Concern about the NHS falls eight percentage points, but is still seen as a big issue by four in ten
Worry about the economy stands at 18%, the lowest score for almost a decade
The September Ipsos MORI/Economist Issues Index shows wide concern about Brexit, with a little under one half (46%) considering it one of the biggest issues facing Britain – and 31% seeing it as the single biggest issue facing the country. The NHS remains a significant issue facing Britain, despite an eight percentage point fall in worry since last month (from 48% to 40%).
Immigration (26%), education (20%) and the economy (18%) remain in the same positions as last month. Defence and housing are joint-sixth, with 16% seeing each as a big issue (fieldwork was completed prior to the attempted train bombing at Parsons Green in London).

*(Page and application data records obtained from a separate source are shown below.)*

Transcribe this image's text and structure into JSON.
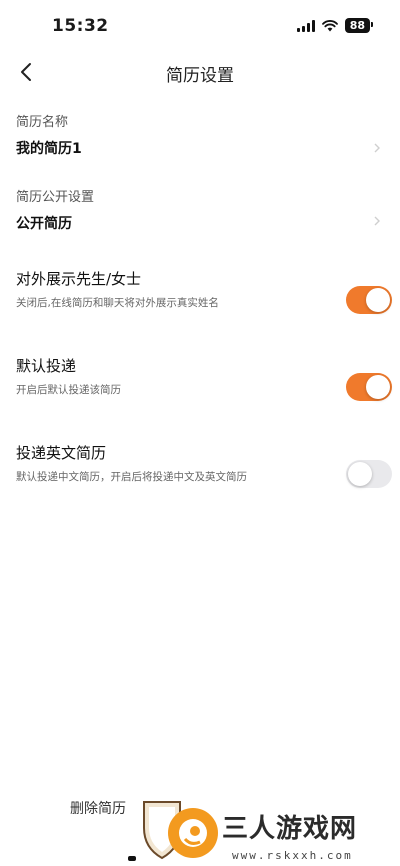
{
  "status_bar": {
    "time": "15:32",
    "battery": "88"
  },
  "nav": {
    "title": "简历设置"
  },
  "fields": [
    {
      "label": "简历名称",
      "value": "我的简历1"
    },
    {
      "label": "简历公开设置",
      "value": "公开简历"
    }
  ],
  "toggles": [
    {
      "title": "对外展示先生/女士",
      "desc": "关闭后,在线简历和聊天将对外展示真实姓名",
      "on": true
    },
    {
      "title": "默认投递",
      "desc": "开启后默认投递该简历",
      "on": true
    },
    {
      "title": "投递英文简历",
      "desc": "默认投递中文简历，开启后将投递中文及英文简历",
      "on": false
    }
  ],
  "footer": {
    "delete_label": "删除简历"
  },
  "watermark": {
    "text": "三人游戏网",
    "url": "www.rskxxh.com"
  },
  "colors": {
    "accent": "#f07a2c",
    "switch_off": "#e9e9ec"
  }
}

A decade on from the collapse of Northern Rock, 18% of the public list the economy as a concern. This is the lowest level of worry since February 2008, in the earliest days of the economic crisis.
Supporters of the two leading political parties lend different emphasis to the importance of issues facing Britain:
- For Conservative party supporters, Brexit is the clear priority, with 55% seeing it as a big issue. The NHS and immigration are seen as the next-most important issues (on 37% and 40% respectively), followed by the economy (18%) and the ageing population and social care (17%).
- Among Labour supporters, the NHS and Brexit are viewed as more equally important, on 45% and 41%. Education is their third-biggest issue (25%), followed by poverty/inequality (21%) and immigration (17%).
Ipsos MORI's Issues Index is conducted monthly and provides an overview of the key issues concerning the country. Ipsos MORI interviewed a representative quota sample of 999 adults aged 18+ across Great Britain. The questions are spontaneous - i.e. respondents are not prompted with any answers.
Ipsos MORI's Capibus vehicle was used for this survey. Interviews were conducted face-to-face in-home between 1 and 13 September 2017 at 193 sampling points across Great Britain. Data are weighted to match the profile of the population.
One in three people in Scotland live in homes that do not meet the Living Home Standard
Created in 2016, The Living Home Standard represents what ‘home’ means, and what an acceptable home should provide. It has been defined by the public, for the public. This year, the study has been repeated, measuring the proportion of people living in homes that pass and fail the Living Home Standard in Scotland.